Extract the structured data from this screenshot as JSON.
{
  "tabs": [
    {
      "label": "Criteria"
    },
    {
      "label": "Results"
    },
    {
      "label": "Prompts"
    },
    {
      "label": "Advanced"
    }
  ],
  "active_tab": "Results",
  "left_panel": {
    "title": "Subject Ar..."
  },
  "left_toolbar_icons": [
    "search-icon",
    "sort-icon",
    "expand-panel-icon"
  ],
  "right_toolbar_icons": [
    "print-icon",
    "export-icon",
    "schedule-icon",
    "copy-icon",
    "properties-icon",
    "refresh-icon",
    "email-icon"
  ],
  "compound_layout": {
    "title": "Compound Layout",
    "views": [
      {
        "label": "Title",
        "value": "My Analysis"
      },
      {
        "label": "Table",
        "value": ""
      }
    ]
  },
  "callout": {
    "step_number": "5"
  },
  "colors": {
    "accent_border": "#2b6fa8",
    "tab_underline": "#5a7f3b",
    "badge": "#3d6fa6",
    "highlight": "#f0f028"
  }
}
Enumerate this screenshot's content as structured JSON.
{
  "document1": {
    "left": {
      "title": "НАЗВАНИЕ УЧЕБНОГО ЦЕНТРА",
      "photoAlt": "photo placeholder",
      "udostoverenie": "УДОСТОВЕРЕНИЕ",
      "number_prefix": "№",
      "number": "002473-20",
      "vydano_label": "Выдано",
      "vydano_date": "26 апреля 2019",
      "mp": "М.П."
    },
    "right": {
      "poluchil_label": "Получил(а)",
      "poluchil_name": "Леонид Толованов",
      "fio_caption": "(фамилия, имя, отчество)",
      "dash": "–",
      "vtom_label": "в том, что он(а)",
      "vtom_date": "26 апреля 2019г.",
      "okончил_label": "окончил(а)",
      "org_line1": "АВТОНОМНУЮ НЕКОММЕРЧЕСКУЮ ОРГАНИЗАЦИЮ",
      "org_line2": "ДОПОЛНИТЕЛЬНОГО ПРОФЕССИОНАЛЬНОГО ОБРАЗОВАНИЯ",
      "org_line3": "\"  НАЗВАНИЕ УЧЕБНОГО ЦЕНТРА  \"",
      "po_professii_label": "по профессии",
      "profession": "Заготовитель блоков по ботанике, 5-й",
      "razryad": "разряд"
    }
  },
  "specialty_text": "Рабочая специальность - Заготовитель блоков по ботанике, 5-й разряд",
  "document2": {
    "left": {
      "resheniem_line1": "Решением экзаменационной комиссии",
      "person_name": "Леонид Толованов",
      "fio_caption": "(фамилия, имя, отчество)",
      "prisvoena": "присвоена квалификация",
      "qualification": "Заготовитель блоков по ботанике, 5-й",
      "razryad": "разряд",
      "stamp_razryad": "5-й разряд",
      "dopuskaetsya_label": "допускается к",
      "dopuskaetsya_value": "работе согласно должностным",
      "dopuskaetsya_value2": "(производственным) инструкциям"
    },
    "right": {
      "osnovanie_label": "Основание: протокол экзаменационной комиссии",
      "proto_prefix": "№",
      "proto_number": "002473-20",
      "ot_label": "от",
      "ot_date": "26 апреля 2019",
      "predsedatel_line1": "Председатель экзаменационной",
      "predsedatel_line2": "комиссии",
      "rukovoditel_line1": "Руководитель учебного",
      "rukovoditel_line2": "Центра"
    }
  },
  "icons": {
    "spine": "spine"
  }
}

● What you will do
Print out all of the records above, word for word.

● Result for this task
Extract the structured data from this screenshot as JSON.
{
  "tabs": [
    {
      "label": "Criteria"
    },
    {
      "label": "Results"
    },
    {
      "label": "Prompts"
    },
    {
      "label": "Advanced"
    }
  ],
  "active_tab": "Results",
  "left_panel": {
    "title": "Subject Ar..."
  },
  "left_toolbar_icons": [
    "search-icon",
    "sort-icon",
    "expand-panel-icon"
  ],
  "right_toolbar_icons": [
    "print-icon",
    "export-icon",
    "schedule-icon",
    "copy-icon",
    "properties-icon",
    "refresh-icon",
    "email-icon"
  ],
  "compound_layout": {
    "title": "Compound Layout",
    "views": [
      {
        "label": "Title",
        "value": "My Analysis"
      },
      {
        "label": "Table",
        "value": ""
      }
    ]
  },
  "callout": {
    "step_number": "5"
  },
  "colors": {
    "accent_border": "#2b6fa8",
    "tab_underline": "#5a7f3b",
    "badge": "#3d6fa6",
    "highlight": "#f0f028"
  }
}
Enumerate this screenshot's content as structured JSON.
{
  "document1": {
    "left": {
      "title": "НАЗВАНИЕ УЧЕБНОГО ЦЕНТРА",
      "photoAlt": "photo placeholder",
      "udostoverenie": "УДОСТОВЕРЕНИЕ",
      "number_prefix": "№",
      "number": "002473-20",
      "vydano_label": "Выдано",
      "vydano_date": "26 апреля 2019",
      "mp": "М.П."
    },
    "right": {
      "poluchil_label": "Получил(а)",
      "poluchil_name": "Леонид Толованов",
      "fio_caption": "(фамилия, имя, отчество)",
      "dash": "–",
      "vtom_label": "в том, что он(а)",
      "vtom_date": "26 апреля 2019г.",
      "okончил_label": "окончил(а)",
      "org_line1": "АВТОНОМНУЮ НЕКОММЕРЧЕСКУЮ ОРГАНИЗАЦИЮ",
      "org_line2": "ДОПОЛНИТЕЛЬНОГО ПРОФЕССИОНАЛЬНОГО ОБРАЗОВАНИЯ",
      "org_line3": "\"  НАЗВАНИЕ УЧЕБНОГО ЦЕНТРА  \"",
      "po_professii_label": "по профессии",
      "profession": "Заготовитель блоков по ботанике, 5-й",
      "razryad": "разряд"
    }
  },
  "specialty_text": "Рабочая специальность - Заготовитель блоков по ботанике, 5-й разряд",
  "document2": {
    "left": {
      "resheniem_line1": "Решением экзаменационной комиссии",
      "person_name": "Леонид Толованов",
      "fio_caption": "(фамилия, имя, отчество)",
      "prisvoena": "присвоена квалификация",
      "qualification": "Заготовитель блоков по ботанике, 5-й",
      "razryad": "разряд",
      "stamp_razryad": "5-й разряд",
      "dopuskaetsya_label": "допускается к",
      "dopuskaetsya_value": "работе согласно должностным",
      "dopuskaetsya_value2": "(производственным) инструкциям"
    },
    "right": {
      "osnovanie_label": "Основание: протокол экзаменационной комиссии",
      "proto_prefix": "№",
      "proto_number": "002473-20",
      "ot_label": "от",
      "ot_date": "26 апреля 2019",
      "predsedatel_line1": "Председатель экзаменационной",
      "predsedatel_line2": "комиссии",
      "rukovoditel_line1": "Руководитель учебного",
      "rukovoditel_line2": "Центра"
    }
  },
  "icons": {
    "spine": "spine"
  }
}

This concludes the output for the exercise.